And this was on the shelf in a library that weeds regularly - who knows what gems are waiting in larger libraries that have the space to keep lots of things.
On another note, my parents will be visiting for the Fourth of July, so I won't be posting again until later next week. I hope you have a good holiday (non-Americans, I hope your regular days are good, too).
June 24th, 2010 Brian Herzog
I passed this church sign while walking around Ottawa:
I'm used to hearing the "Google is not as good as libraries" rhetoric, so it was funny to see another profession facing the same struggle. By the way, Bibles in my library are shelved at 220.5/Bibl - maybe our slogan should be, "find a library, find your way."

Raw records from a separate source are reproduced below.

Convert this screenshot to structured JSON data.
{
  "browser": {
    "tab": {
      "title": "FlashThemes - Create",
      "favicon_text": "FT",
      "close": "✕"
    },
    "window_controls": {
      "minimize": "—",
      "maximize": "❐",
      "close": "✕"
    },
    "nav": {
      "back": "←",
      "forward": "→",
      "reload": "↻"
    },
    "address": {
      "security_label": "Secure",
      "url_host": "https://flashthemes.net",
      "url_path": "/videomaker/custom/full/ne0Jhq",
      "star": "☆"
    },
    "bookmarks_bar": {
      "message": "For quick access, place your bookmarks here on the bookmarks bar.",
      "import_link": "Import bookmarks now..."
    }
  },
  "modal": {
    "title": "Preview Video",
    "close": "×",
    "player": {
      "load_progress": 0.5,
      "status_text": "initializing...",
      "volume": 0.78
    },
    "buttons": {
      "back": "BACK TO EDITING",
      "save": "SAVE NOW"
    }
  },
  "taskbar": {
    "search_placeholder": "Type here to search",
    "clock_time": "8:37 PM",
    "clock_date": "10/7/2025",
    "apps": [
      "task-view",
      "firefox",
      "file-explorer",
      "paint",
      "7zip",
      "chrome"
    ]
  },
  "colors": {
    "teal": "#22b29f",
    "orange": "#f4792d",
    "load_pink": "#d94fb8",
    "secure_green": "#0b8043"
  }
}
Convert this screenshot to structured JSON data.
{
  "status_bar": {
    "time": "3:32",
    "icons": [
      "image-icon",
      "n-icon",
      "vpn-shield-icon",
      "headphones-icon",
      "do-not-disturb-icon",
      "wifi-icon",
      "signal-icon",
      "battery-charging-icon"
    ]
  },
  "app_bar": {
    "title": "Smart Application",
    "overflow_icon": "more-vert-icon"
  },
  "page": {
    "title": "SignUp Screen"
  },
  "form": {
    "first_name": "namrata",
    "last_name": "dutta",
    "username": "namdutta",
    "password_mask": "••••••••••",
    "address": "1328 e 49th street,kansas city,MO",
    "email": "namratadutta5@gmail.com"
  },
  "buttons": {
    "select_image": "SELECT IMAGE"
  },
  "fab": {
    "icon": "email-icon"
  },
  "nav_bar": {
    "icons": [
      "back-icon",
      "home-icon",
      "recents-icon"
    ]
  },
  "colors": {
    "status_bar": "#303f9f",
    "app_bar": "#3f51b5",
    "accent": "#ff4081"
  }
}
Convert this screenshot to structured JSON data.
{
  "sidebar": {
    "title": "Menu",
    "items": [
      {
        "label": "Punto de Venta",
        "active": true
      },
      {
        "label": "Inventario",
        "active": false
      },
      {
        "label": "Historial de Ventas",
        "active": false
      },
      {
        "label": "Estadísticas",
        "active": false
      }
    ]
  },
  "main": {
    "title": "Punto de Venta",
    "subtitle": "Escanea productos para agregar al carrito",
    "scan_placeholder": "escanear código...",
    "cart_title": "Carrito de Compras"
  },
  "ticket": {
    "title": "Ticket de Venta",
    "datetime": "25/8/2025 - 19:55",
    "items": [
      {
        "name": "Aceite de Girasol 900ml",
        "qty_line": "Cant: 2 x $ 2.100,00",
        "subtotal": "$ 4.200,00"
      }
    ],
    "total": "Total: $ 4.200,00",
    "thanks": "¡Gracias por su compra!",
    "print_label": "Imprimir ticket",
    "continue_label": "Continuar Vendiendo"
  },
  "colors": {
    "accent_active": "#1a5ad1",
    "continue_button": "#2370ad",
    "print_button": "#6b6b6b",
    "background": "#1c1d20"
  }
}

June 1st, 2010 Brian Herzog
I read last week that Google is now offering an encrypted search option, and was surprised the story didn't get more coverage.
Anyone wanting to use it needs to go to https://www.google.com (note the https:), and it appears it only applies to web searching - not images or the other searches. Read more at:
This is good for those library patrons who want extra privacy while searching the internet. However, online privacy increasingly seems to be an illusion (remember, Google will still see and track these searches - this just cuts down on other people monitoring the searches).
October 6th, 2009 Brian Herzog
I don't think this is a new thing, but my Director recently showed me Edelweiss Interactive Publisher Catalogs.
It appears to be geared more towards bookstores than libraries, but Edelweiss is a free product from Above the Treeline for searching book vendors' catalogs. The goal seems to be to avoid wasting the paper of printed publisher catalogs, which I am all for. Searching can be filtered to limit to certain publishers or topics, and that is useful, but sometimes, flipping through a printed catalog is just better.
More features and explanation from their homepage:
- Paper catalogs are out of date and inaccurate before the ink is dry.
- Reduce expenses and environmental costs by eliminating wasteful catalog printing and reaching more, and more targeted customers.
- The American Booksellers Association has endorsed edelweiss as the preferred solution for its membership.
- Search keywords, authors, excerpts, and more across all participating publishers and catalogs.
- Easily tag, filter, sort, view, and export title lists in custom formats.
- Exchange notes, comments, and suggested order quantities between peers, publisher sales reps, and retailers.
So what's the difference between searching this and searching Amazon? The filtering for one, but the last point could make collaborative ordering easier. However, we use an entirely different system at my library, and are unlikely to change.
Tags: above the treeline, abovethetreeline, book, Books, edelweiss, libraries, Library, maretials, ordering, public, search, searching, selection
June 18th, 2009 Brian Herzog
Even though I use Google for web searching most of the time, I do use other search engines, and I wonder how the results compare.
With the launch of Microsoft's new Bing search engine, a Microsoft employee must have been wondering the same thing - so he created a neat Blind Search tool (and states this is not a Microsoft project).
Type in a search term, and Blind Search shows you the results from Google, Yahoo and Bing - but without telling you which engine produced each list. So without brand bias, you decide which results list includes the most relevant websites.
And the best part is the reveal, when you "vote" and see which search engine the results came from.
I played a bit, and surprisingly, Google didn't always provide the most relevant results. As the creator states, this seems most useful as an observational curiosity, but it certainly is fun and interesting (or, it gives people a way to find pron three times faster).
via Closed Stacks